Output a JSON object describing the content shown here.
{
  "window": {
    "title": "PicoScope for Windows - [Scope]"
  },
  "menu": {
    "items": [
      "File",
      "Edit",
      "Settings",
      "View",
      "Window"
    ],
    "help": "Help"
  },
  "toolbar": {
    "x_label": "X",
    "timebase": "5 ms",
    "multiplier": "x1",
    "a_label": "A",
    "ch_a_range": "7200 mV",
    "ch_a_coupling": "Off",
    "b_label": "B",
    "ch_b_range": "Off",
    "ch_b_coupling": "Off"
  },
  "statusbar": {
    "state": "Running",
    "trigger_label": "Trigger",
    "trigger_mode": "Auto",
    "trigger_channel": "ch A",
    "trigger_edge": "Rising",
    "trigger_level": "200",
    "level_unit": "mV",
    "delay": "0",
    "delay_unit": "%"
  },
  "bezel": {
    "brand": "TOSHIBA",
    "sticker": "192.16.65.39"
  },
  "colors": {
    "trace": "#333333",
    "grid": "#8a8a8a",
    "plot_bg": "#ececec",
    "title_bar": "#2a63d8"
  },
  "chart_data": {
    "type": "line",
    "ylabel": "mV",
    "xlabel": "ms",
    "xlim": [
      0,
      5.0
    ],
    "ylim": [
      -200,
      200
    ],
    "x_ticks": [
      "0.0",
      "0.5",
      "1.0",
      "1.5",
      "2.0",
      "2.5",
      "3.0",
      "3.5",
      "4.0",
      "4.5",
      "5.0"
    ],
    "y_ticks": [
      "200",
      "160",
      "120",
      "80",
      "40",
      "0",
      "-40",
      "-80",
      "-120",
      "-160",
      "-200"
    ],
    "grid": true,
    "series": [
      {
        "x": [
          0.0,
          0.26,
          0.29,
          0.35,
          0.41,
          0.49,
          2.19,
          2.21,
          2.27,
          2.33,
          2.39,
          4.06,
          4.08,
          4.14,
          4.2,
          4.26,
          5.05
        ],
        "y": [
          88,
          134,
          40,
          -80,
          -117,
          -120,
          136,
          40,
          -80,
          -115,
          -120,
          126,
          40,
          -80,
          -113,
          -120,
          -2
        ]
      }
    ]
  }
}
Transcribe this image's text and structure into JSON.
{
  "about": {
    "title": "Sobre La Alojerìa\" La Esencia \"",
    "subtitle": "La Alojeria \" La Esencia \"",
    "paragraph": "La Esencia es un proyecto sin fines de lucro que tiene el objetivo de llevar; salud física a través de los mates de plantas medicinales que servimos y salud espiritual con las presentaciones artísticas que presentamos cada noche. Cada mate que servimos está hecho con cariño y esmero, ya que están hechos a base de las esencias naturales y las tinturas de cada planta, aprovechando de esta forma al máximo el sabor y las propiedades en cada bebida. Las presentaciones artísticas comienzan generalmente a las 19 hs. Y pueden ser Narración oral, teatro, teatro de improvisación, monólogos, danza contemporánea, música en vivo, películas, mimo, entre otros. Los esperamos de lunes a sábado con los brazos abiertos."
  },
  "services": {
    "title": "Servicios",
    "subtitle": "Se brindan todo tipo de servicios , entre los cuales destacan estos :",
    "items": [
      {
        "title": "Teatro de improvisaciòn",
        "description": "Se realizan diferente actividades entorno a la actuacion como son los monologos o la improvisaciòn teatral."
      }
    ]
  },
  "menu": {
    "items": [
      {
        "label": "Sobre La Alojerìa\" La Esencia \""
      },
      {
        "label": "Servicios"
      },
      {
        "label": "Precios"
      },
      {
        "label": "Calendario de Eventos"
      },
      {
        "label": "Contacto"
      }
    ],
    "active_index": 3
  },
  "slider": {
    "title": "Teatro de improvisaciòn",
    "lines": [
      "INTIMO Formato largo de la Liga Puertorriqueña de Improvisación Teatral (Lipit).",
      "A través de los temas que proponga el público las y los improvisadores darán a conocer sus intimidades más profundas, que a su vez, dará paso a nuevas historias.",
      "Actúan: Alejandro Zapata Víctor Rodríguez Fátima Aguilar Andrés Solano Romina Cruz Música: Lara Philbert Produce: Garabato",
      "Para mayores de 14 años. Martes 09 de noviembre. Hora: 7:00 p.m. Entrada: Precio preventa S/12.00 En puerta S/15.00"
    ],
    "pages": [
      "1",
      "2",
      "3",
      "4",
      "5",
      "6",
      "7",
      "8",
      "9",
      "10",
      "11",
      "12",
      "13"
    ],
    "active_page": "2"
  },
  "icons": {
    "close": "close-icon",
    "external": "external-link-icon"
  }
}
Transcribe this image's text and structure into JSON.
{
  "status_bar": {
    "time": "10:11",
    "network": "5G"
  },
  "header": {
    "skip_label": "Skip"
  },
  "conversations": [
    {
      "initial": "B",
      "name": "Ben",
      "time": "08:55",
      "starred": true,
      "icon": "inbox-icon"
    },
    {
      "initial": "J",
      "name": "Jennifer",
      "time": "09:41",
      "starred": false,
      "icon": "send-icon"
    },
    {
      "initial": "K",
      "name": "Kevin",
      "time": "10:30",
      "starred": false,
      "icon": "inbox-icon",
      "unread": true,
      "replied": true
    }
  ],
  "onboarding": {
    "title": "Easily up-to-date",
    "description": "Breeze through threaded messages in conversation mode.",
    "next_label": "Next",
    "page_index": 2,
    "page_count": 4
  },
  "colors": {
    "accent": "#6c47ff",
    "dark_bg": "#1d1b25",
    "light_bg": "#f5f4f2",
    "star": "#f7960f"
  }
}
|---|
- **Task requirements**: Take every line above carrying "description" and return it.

- **Solution**:
        "description": "Se realizan diferente actividades entorno a la actuacion como son los monologos o la improvisaciòn teatral."
    "description": "Breeze through threaded messages in conversation mode.",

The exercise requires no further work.